    • Cardiopulmonary arrest:6.3
    • Toxic effects of therapeutic or recreational drug:6.3
    • Alcohol withdrawal:6.5

For Subtle GSE

  • Age (yr±SD): 62.0±15.1
  • Veteran (%): 80.6
  • Male sex (%): 85.1
  • Not previously treated for current episode (%): 51.5
  • History of acute seizures (%): 25.4
  • History of epilepsy (%): 12.7
  • History of status epilepticus (%): 4.5
  • Median duration of status epilepticus at enrollment (hr) 5.8
  • Causal factors (%):
    • Remote neurological cause:34.3
    • Acute neurological cause:37.3
    • Life-threatening medical condition:56.7
    • Cardiopulmonary arrest:38.1
    • Toxic effects of therapeutic or recreational drug:5.2
    • Alcohol withdrawal:0.7

Interventions

  • Randomized to one of four following interventions as initial treatment: 

    • Lorazepam 0.1 mg/kg, at 2 mg/min, drug solution concentrations of 4 mg/ml
    • Phenobarbital 15 mg/kg, at 100 mg/min, drug solution concentrations of 100 mg/ml
    • Diazepam + Phenytoin 0.15 and 18 mg/kg, at 5 and 50 mg/min, drug solution concentrations of 5 and 50 mg/ml
    • Phenytoin 18 mg/kg, at 50 mg/min, drug solution concentrations of 50 mg/ml
  • Secondary treatments were provided to aid in concealment of drug identity of initial treatment if it failed:
    • Phenytoin was provided to those randomized to lorazepam or phenobarbital
    • Lorazepam was provided to those randomized to diazepam + phenytoin or phenytoin alone
  • Tertiary treatments were provided to aid in concealment of drug identity of initial treatment if secondary treatment failed:
    • Phenobarbital was provided to those randomized to lorazepam, diazepam + phenytoin, or phenytoin alone.
    • Lorazepam was provided to those randomized to phenobarbital

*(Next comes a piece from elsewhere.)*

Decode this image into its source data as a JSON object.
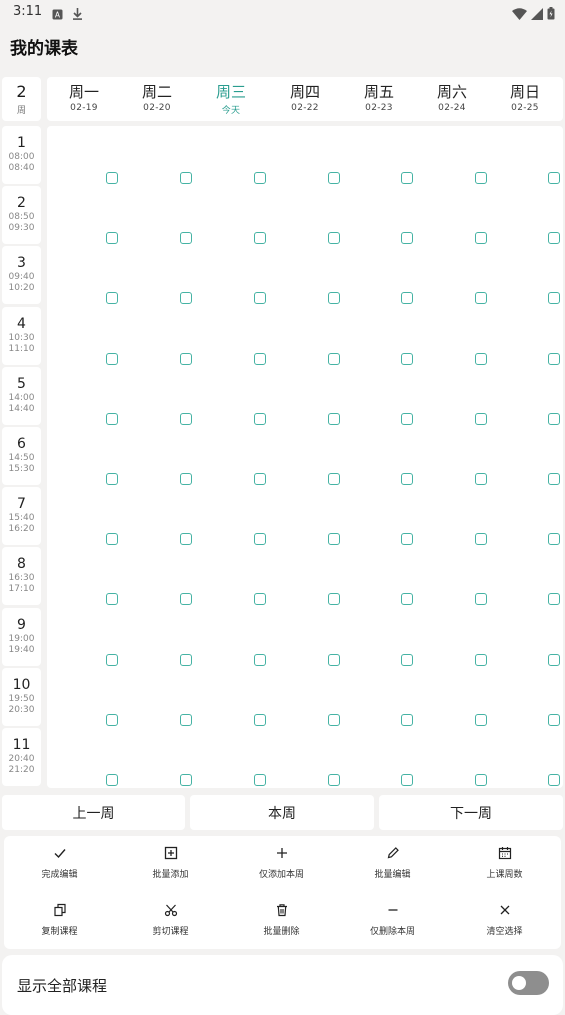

Outcomes

Primary Outcomes

Results given in format: lorazepam vs. phenobarbital vs. diazepam and phenytoin vs. phenytoin (no significant difference between groups)

Rate of seizure termination within 20 minutes of treatment initiation without recurrence in first hour post treatment (among all enrolled)
Overt GSE (%):67.0 vs. 63.0 vs. 59.6 vs. 51.0
Subtle GSE (%):26.1 vs. 24.4 vs. 23.4 vs. 19.5
Rate of seizure termination within 20 minutes of treatment initiation without recurrence in first hour post treatment (among those with verified GSE)
Overt GSE (%): 64.9 vs. 58.2 vs. 55.8 vs. 43.6
Subtle GSE (%): 17.9 vs. 24.2 vs. 8.3 vs. 7.7

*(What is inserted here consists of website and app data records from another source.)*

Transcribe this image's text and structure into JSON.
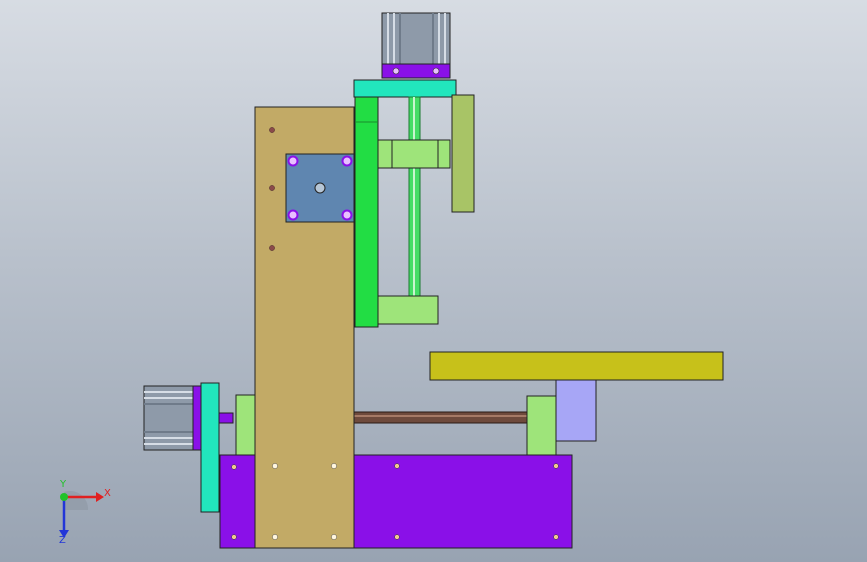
{
  "viewport": {
    "background_top": "#d7dce3",
    "background_bottom": "#98a3b2"
  },
  "colors": {
    "tan_plate": "#c2aa66",
    "purple_base": "#8a10e8",
    "bright_green": "#22dd44",
    "light_green": "#9ee47a",
    "olive": "#a8c466",
    "yellow_olive": "#c7c11a",
    "lavender": "#a7a6f6",
    "cyan": "#22e6bd",
    "motor_gray": "#8e9aa9",
    "motor_blue": "#5f86b0",
    "screw_brown": "#6e4a3c"
  },
  "triad": {
    "x_label": "X",
    "y_label": "Y",
    "z_label": "Z",
    "x_color": "#e02020",
    "y_color": "#22c22a",
    "z_color": "#2236d8"
  }
}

Adverse Events

Results given in format: lorazepam vs. phenobarbital vs. diazepam and phenytoin vs. phenytoin

  • In Overt GSE group, number of patients: 97 vs. 91 vs. 95 vs. 101
    • Hypoventilation(%): 10.3 vs. 13.2 vs. 16.8 vs. 9.9
    • Hypotension (%): 25.8 vs. 34.1 vs. 31.6 vs. 27.0
    • Cardiac-rhythm disturbance (%): 7.2 vs. 3.3 vs. 2.1 vs. 6.9
  • In Subtle GSE group, number of patients: 39 vs. 33 vs. 36 vs. 26
    • Hypoventilation(%): 12.8 vs. 15.2 vs. 2.9 vs. 7.7
    • Hypotension (%): 59.0 vs. 48.5 vs. 58.3 vs. 57.7
    • Cardiac-rhythm disturbance (%): 7.7 vs. 9.1 vs. 5.6 vs. 0.0

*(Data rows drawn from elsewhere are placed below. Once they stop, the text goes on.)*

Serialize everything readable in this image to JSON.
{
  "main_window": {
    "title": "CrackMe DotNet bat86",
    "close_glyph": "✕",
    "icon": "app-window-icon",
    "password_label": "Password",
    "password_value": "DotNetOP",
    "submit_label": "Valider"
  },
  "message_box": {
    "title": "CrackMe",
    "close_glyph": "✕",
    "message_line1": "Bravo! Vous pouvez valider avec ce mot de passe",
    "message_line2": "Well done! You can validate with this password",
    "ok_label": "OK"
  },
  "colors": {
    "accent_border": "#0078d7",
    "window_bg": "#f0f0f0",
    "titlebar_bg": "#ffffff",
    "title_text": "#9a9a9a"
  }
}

Criticisms

  • Definition of status epilepticus use in the study was 10 minutes compared to the more commonly used 5 minutes definition used in recent years
  • The definition of subtle convulsive status epilepticus likely included a population of what is now called non-convulsive status epilepticus as the criteria in the study was "with or without subtle convulsive movements".
  • The population was predominantly male limiting the study's applicability

Funding

  • Department of Veterans Affairs Medical Research Service Cooperative Studies Program
  • Lorazepam and dummy lorazepam Tubexes donated by Wyeth-Ayerst Laboratories

Further Reading

  1. Lowenstein DH. Current concepts: status epilepticus. N Engl J Med. 1998;338(14):970
  2. Meldrum BS, Horton RW. Physiology of status epilepticus in primates. Arch Neurol. 1973;28(1):1–9.
  3. Mazarati AM. Time-dependent decrease in the effectiveness of antiepileptic drugs during the course of self-sustaining status epilepticus. Brain Res. 1998;814(1–2):179
  4. Leppik IE, Derivan AT, Homan RW, Walker J, Ramsay RE, Patrick B. Double-blind study of lorazepam and diazepam in status epilepticus. JAMA. 1983;249(11):1452–4